While many ricochet from one action-reaction to another action-reaction during the Sādé Sātī, it is important to recognize this phase in your life. There are numerous prescriptions to ward off Shani’s negative influence, but the most effective are imposing self-control and critical introspection.
Astrologers ask that we chant the popular Hanuman Chalisa (Forty verses to Hanuman) on Saturdays, and wear blue-sapphire bound in an iron ring; Saturn itself has a rocky iron core. Most Hindu temples, like the Chinmaya Hanuman Temple in Boston, have a shrine dedicated to the Navagraha (nine celestial bodies), which includes Shani. The most popular temple dedicated to Shani is the Shanéshwar Devasthān (Temple to Ruler of Saturn) in the village of Shinganāpur in Maharashtra.

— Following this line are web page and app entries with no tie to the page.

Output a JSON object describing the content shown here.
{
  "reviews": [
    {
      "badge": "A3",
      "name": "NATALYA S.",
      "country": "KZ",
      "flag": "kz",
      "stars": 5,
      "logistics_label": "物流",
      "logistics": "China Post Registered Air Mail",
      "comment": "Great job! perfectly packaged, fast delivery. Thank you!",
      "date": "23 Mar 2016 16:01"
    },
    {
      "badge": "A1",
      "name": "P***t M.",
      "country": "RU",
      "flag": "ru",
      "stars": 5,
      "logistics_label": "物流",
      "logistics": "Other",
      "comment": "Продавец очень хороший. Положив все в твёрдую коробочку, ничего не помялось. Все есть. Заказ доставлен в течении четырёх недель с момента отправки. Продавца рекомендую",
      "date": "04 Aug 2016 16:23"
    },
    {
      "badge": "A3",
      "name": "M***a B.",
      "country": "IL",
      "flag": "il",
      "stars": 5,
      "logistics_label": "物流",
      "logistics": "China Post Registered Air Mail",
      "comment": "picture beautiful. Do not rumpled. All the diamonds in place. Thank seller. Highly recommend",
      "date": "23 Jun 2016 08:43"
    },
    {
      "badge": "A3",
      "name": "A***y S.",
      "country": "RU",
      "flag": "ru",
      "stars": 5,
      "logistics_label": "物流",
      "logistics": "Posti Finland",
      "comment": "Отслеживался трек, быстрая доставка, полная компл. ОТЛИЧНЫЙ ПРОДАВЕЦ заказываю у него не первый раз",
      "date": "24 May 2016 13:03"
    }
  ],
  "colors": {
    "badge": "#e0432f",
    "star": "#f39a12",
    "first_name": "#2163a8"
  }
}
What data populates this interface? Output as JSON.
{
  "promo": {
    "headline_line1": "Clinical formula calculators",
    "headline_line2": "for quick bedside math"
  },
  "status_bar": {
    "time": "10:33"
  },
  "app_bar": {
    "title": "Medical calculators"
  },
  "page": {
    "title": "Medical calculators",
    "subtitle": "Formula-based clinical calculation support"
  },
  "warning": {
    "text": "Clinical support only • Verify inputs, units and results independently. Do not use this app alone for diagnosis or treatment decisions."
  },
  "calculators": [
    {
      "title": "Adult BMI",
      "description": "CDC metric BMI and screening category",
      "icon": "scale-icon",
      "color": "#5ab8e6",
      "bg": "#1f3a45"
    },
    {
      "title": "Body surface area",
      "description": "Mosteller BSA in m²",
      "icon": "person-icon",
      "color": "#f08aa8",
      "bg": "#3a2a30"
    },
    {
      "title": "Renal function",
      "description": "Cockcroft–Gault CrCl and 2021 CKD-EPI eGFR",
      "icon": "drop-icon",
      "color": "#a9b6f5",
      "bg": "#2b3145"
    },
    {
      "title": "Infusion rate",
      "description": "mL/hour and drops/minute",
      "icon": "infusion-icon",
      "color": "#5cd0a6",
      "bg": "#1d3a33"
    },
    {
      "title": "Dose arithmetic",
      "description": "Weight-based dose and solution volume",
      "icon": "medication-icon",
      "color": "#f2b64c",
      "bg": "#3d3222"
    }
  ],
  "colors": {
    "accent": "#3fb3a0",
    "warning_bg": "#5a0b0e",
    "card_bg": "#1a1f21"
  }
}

While on a trip to Shirdi last year, we drove to Shingnāpur to pay our respects at the Shanéshwar temple (Shri Kshetra Shanéshwar Devasthān). The temple is simply a monolithic block of black granite nearly 6 feet tall and about 18 inches wide. Exposed to heat and cold, rain and shine, and in constant communication with Saturn and all the celestial bodies, it is impressively stark.
Devotees offer mustard oil and black sesame seeds to Shani. Offerings are poured in nearby troughs, from where the oil is pumped to spout over the monolith. This ensures a steady stream of all our offerings on the black granite, assuring us of Shani’s grace. If you are traveling around Maharashtra, I highly recommend a quick visit to Shingnāpur Temple. There aren’t many facilities there, so an hour is all you need.
|| Om Shum Shanaishcharaya Namah ||